Have you ever wondered why our moms told us, “Don’t slouch!” I remember my mom telling me that all the time when I was young. I spent most of my childhood doing homework, talking on the phone, watching TV, reading books, and playing video games for hours without moving, or without stretching for a few hours. As kids we thought that we were indestructible. We should pay more attention to our moms. Doctors say that our kids are paying the price with back pain, neck pain and muscle aches due to improper posture, not stretching, and taking a break. Patricia Smith of Triangle Eye Physicians says, “Kids have a limited degree of awareness, so they’ll just play and play until they’re exhausted.

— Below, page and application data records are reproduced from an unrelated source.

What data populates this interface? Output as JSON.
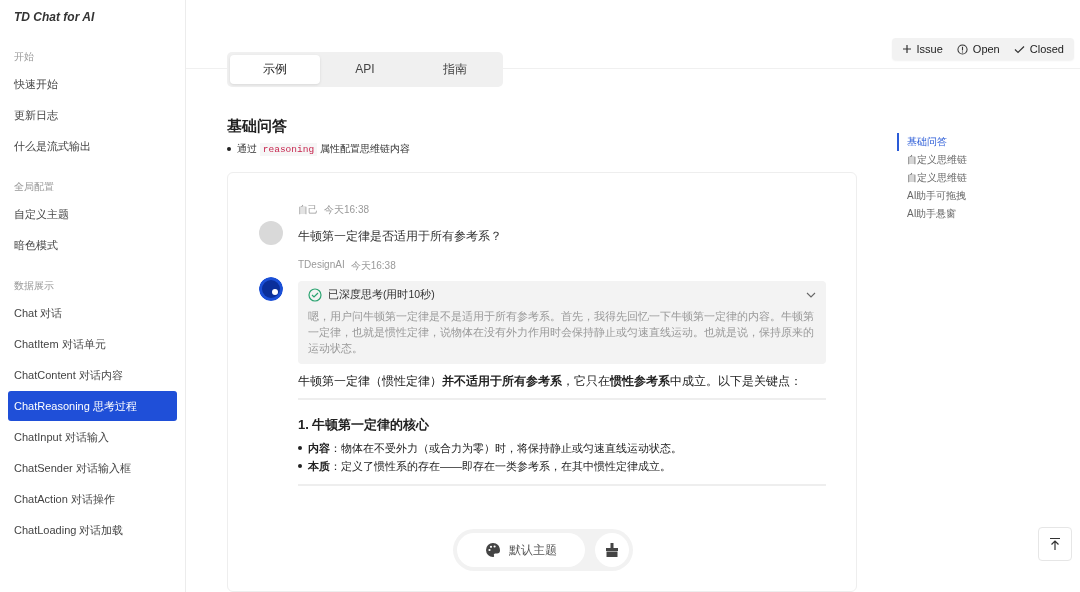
{
  "brand": "TD Chat for AI",
  "sidebar": {
    "groups": [
      {
        "title": "开始",
        "items": [
          {
            "label": "快速开始",
            "selected": false
          },
          {
            "label": "更新日志",
            "selected": false
          },
          {
            "label": "什么是流式输出",
            "selected": false
          }
        ]
      },
      {
        "title": "全局配置",
        "items": [
          {
            "label": "自定义主题",
            "selected": false
          },
          {
            "label": "暗色模式",
            "selected": false
          }
        ]
      },
      {
        "title": "数据展示",
        "items": [
          {
            "label": "Chat 对话",
            "selected": false
          },
          {
            "label": "ChatItem 对话单元",
            "selected": false
          },
          {
            "label": "ChatContent 对话内容",
            "selected": false
          },
          {
            "label": "ChatReasoning 思考过程",
            "selected": true
          },
          {
            "label": "ChatInput 对话输入",
            "selected": false
          },
          {
            "label": "ChatSender 对话输入框",
            "selected": false
          },
          {
            "label": "ChatAction 对话操作",
            "selected": false
          },
          {
            "label": "ChatLoading 对话加载",
            "selected": false
          }
        ]
      }
    ]
  },
  "header_actions": [
    {
      "kind": "add",
      "label": "Issue"
    },
    {
      "kind": "open",
      "label": "Open"
    },
    {
      "kind": "closed",
      "label": "Closed"
    }
  ],
  "tabs": [
    {
      "label": "示例",
      "selected": true
    },
    {
      "label": "API",
      "selected": false
    },
    {
      "label": "指南",
      "selected": false
    }
  ],
  "section": {
    "title": "基础问答",
    "bullet": {
      "before": "通过",
      "code": "reasoning",
      "after": "属性配置思维链内容"
    }
  },
  "toc": [
    {
      "label": "基础问答",
      "selected": true
    },
    {
      "label": "自定义思维链",
      "selected": false
    },
    {
      "label": "自定义思维链",
      "selected": false
    },
    {
      "label": "AI助手可拖拽",
      "selected": false
    },
    {
      "label": "AI助手悬窗",
      "selected": false
    }
  ],
  "chat": {
    "messages": [
      {
        "kind": "user",
        "name": "自己",
        "time": "今天16:38",
        "text": "牛顿第一定律是否适用于所有参考系？"
      },
      {
        "kind": "ai",
        "name": "TDesignAI",
        "time": "今天16:38",
        "reasoning": {
          "title": "已深度思考(用时10秒)",
          "expanded": true,
          "text": "嗯，用户问牛顿第一定律是不是适用于所有参考系。首先，我得先回忆一下牛顿第一定律的内容。牛顿第一定律，也就是惯性定律，说物体在没有外力作用时会保持静止或匀速直线运动。也就是说，保持原来的运动状态。"
        },
        "answer": {
          "intro": "牛顿第一定律（惯性定律）**并不适用于所有参考系**，它只在**惯性参考系**中成立。以下是关键点：",
          "heading": "1. 牛顿第一定律的核心",
          "bullets": [
            "**内容**：物体在不受外力（或合力为零）时，将保持静止或匀速直线运动状态。",
            "**本质**：定义了惯性系的存在——即存在一类参考系，在其中惯性定律成立。"
          ]
        }
      }
    ]
  },
  "toolbar": {
    "theme_button": "默认主题"
  }
}
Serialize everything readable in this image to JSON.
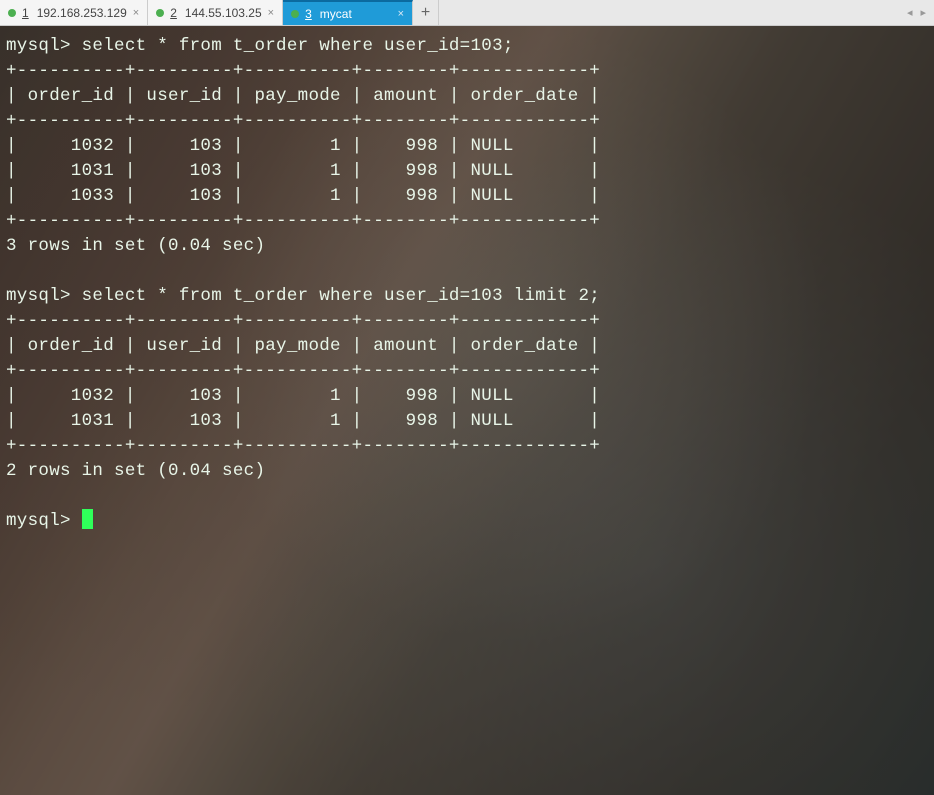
{
  "tabs": [
    {
      "index": "1",
      "label": "192.168.253.129",
      "active": false
    },
    {
      "index": "2",
      "label": "144.55.103.25",
      "active": false
    },
    {
      "index": "3",
      "label": "mycat",
      "active": true
    }
  ],
  "prompt": "mysql>",
  "queries": [
    {
      "sql": "select * from t_order where user_id=103;",
      "columns": [
        "order_id",
        "user_id",
        "pay_mode",
        "amount",
        "order_date"
      ],
      "rows": [
        {
          "order_id": 1032,
          "user_id": 103,
          "pay_mode": 1,
          "amount": 998,
          "order_date": "NULL"
        },
        {
          "order_id": 1031,
          "user_id": 103,
          "pay_mode": 1,
          "amount": 998,
          "order_date": "NULL"
        },
        {
          "order_id": 1033,
          "user_id": 103,
          "pay_mode": 1,
          "amount": 998,
          "order_date": "NULL"
        }
      ],
      "summary": "3 rows in set (0.04 sec)"
    },
    {
      "sql": "select * from t_order where user_id=103 limit 2;",
      "columns": [
        "order_id",
        "user_id",
        "pay_mode",
        "amount",
        "order_date"
      ],
      "rows": [
        {
          "order_id": 1032,
          "user_id": 103,
          "pay_mode": 1,
          "amount": 998,
          "order_date": "NULL"
        },
        {
          "order_id": 1031,
          "user_id": 103,
          "pay_mode": 1,
          "amount": 998,
          "order_date": "NULL"
        }
      ],
      "summary": "2 rows in set (0.04 sec)"
    }
  ],
  "col_widths": {
    "order_id": 10,
    "user_id": 9,
    "pay_mode": 10,
    "amount": 8,
    "order_date": 12
  }
}
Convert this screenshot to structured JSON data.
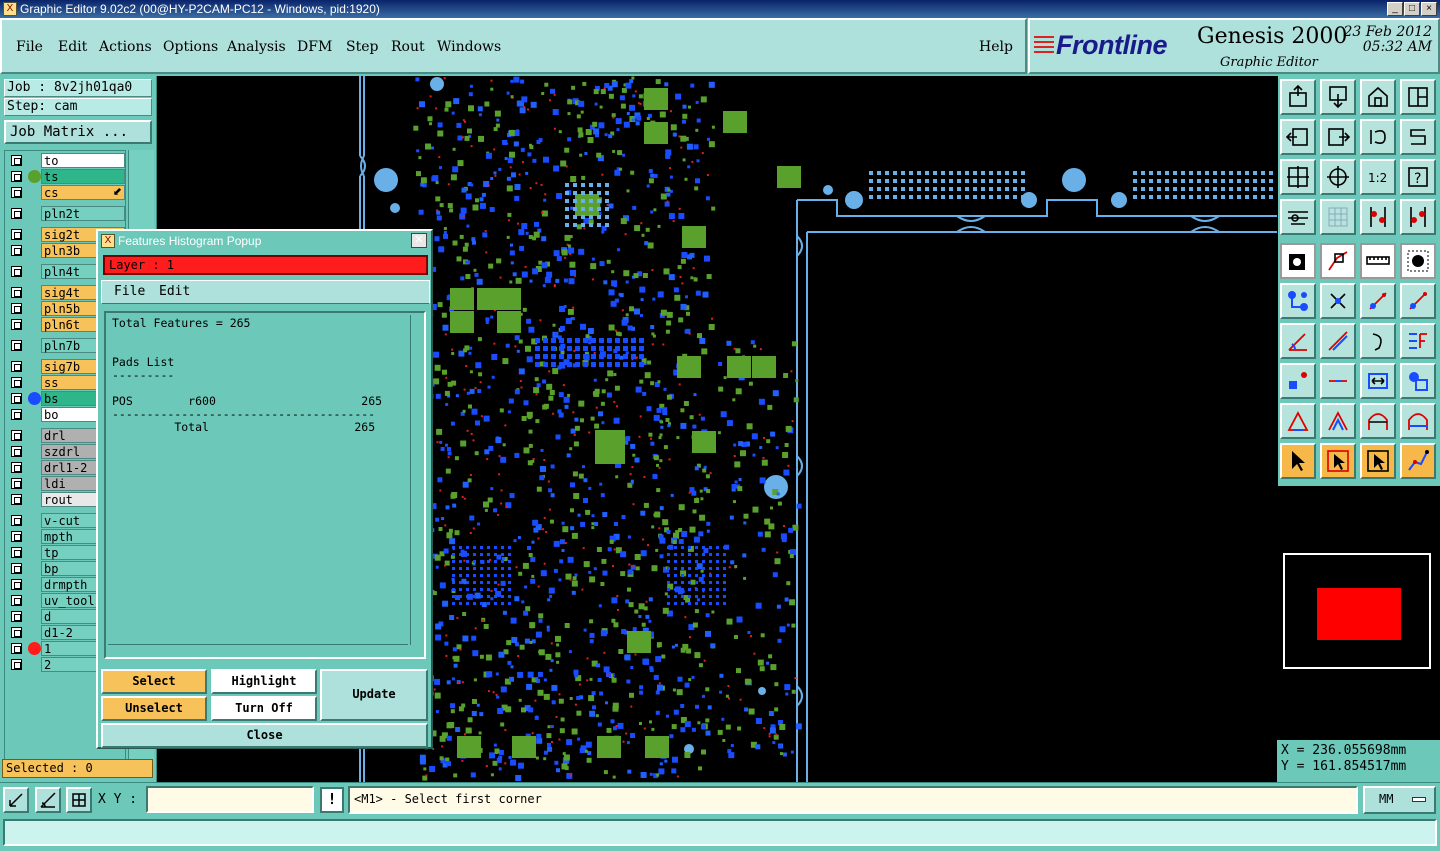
{
  "window": {
    "title": "Graphic Editor 9.02c2 (00@HY-P2CAM-PC12 - Windows, pid:1920)",
    "buttons": [
      "_",
      "□",
      "×"
    ]
  },
  "menu": {
    "items": [
      "File",
      "Edit",
      "Actions",
      "Options",
      "Analysis",
      "DFM",
      "Step",
      "Rout",
      "Windows"
    ],
    "help": "Help"
  },
  "brand": {
    "logo": "Frontline",
    "product": "Genesis 2000",
    "subtitle": "Graphic Editor",
    "date": "23 Feb 2012",
    "time": "05:32 AM"
  },
  "left": {
    "job": "Job : 8v2jh01qa0",
    "step": "Step: cam",
    "job_matrix": "Job Matrix ...",
    "selected": "Selected : 0",
    "layers": [
      {
        "name": "to",
        "bg": "#ffffff",
        "dot": ""
      },
      {
        "name": "ts",
        "bg": "#2fb58a",
        "dot": "#5aa02c"
      },
      {
        "name": "cs",
        "bg": "#f7c25a",
        "dot": "",
        "mark": "⬋"
      },
      {
        "name": "pln2t",
        "bg": "#76d0c0",
        "dot": ""
      },
      {
        "name": "sig2t",
        "bg": "#f7c25a",
        "dot": ""
      },
      {
        "name": "pln3b",
        "bg": "#f7c25a",
        "dot": ""
      },
      {
        "name": "pln4t",
        "bg": "#76d0c0",
        "dot": ""
      },
      {
        "name": "sig4t",
        "bg": "#f7c25a",
        "dot": ""
      },
      {
        "name": "pln5b",
        "bg": "#f7c25a",
        "dot": ""
      },
      {
        "name": "pln6t",
        "bg": "#f7c25a",
        "dot": ""
      },
      {
        "name": "pln7b",
        "bg": "#76d0c0",
        "dot": ""
      },
      {
        "name": "sig7b",
        "bg": "#f7c25a",
        "dot": ""
      },
      {
        "name": "ss",
        "bg": "#f7c25a",
        "dot": ""
      },
      {
        "name": "bs",
        "bg": "#2fb58a",
        "dot": "#1a4cff"
      },
      {
        "name": "bo",
        "bg": "#ffffff",
        "dot": ""
      },
      {
        "name": "drl",
        "bg": "#b0b0b0",
        "dot": ""
      },
      {
        "name": "szdrl",
        "bg": "#b0b0b0",
        "dot": ""
      },
      {
        "name": "drl1-2",
        "bg": "#b0b0b0",
        "dot": ""
      },
      {
        "name": "ldi",
        "bg": "#b0b0b0",
        "dot": ""
      },
      {
        "name": "rout",
        "bg": "#e8e8e8",
        "dot": ""
      },
      {
        "name": "v-cut",
        "bg": "#76d0c0",
        "dot": ""
      },
      {
        "name": "mpth",
        "bg": "#76d0c0",
        "dot": ""
      },
      {
        "name": "tp",
        "bg": "#76d0c0",
        "dot": ""
      },
      {
        "name": "bp",
        "bg": "#76d0c0",
        "dot": ""
      },
      {
        "name": "drmpth",
        "bg": "#76d0c0",
        "dot": ""
      },
      {
        "name": "uv_tool",
        "bg": "#76d0c0",
        "dot": ""
      },
      {
        "name": "d",
        "bg": "#76d0c0",
        "dot": ""
      },
      {
        "name": "d1-2",
        "bg": "#76d0c0",
        "dot": ""
      },
      {
        "name": "1",
        "bg": "#76d0c0",
        "dot": "#ff1c1c"
      },
      {
        "name": "2",
        "bg": "#76d0c0",
        "dot": ""
      }
    ]
  },
  "popup": {
    "title": "Features Histogram Popup",
    "layer": "Layer :  1",
    "menu": [
      "File",
      "Edit"
    ],
    "report": {
      "total": "Total Features = 265",
      "section": "Pads List",
      "underline": "---------",
      "row": {
        "type": "POS",
        "symbol": "r600",
        "count": "265"
      },
      "divider": "--------------------------------------",
      "total_label": "Total",
      "total_count": "265"
    },
    "buttons": {
      "select": "Select",
      "highlight": "Highlight",
      "update": "Update",
      "unselect": "Unselect",
      "turn_off": "Turn Off",
      "close": "Close"
    }
  },
  "right": {
    "x": "X = 236.055698mm",
    "y": "Y = 161.854517mm"
  },
  "bottom": {
    "xy_label": "X Y :",
    "xy_value": "",
    "bang": "!",
    "prompt": "<M1> - Select first corner",
    "units": "MM"
  }
}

You’ve got to parent and limit the amount of computer time.” Taking breaks and setting boundaries is important because improper posture is creating a great deal of stain on neck and shoulders.
A comparison of survey data from Finnish university students was taken in 2000 and 2012 shows an increasing trend of musculoskeletal complaints among the population. This research reported that 29% of students reported neck and shoulder-related pain on a weekly basis in 2012 compared with 25% in 2000. This research also reported that students suffering with lower back pain increased from 10% to 14%, joint and limb pain increased from 7% to 8%, and temporomandibular joint pain increased from 4% to 5%.
Amy Howes, a physical therapist for WakeMed, offered a back pain solution that will help you and your child: correct posture. Make sure that you have a chair that supports your lower back while sitting at the computer and your feet are flat on the floor. Make sure that the computer is positioned straight or just below eye level to reduce neck strain. Don’t use a laptop while sitting on the bed or couch. You’ll have the tendency to bend over or “slouch” which puts more strain on your lower back and neck.
Here is another back pain solution: stretching. Sit up straight, put your arms out to your sides and squeeze your shoulder blades together for 10 to 20 seconds. Give yourself a big hug for 5 to 10 seconds; reverse your arms and repeat. Stand up and stretch your arms to the ceiling and then bend your torso side by side; stretching out your back and side muscles.
If you or your child is in pain, a good back pain solution to remove pain is practice the RICE protocol (Rest, Ice, Compression, and Elevation) for the first 72 hours after the pain began. Apply heat using a heating pad, taking a warm shower or bath. Sleep lying on your side with your knees bent and a pillow between your legs to reduce the pressure on your lower back.
I’m fascinated that our moms knew this all along. Proper posture, stretching, and taking breaks have always been important to our well-being. Our children’s life is all about staring at some sort of computer screen. These tips and tools will help you and your child reduce muscle strain, neck pain, and back pain while they sit at the computer.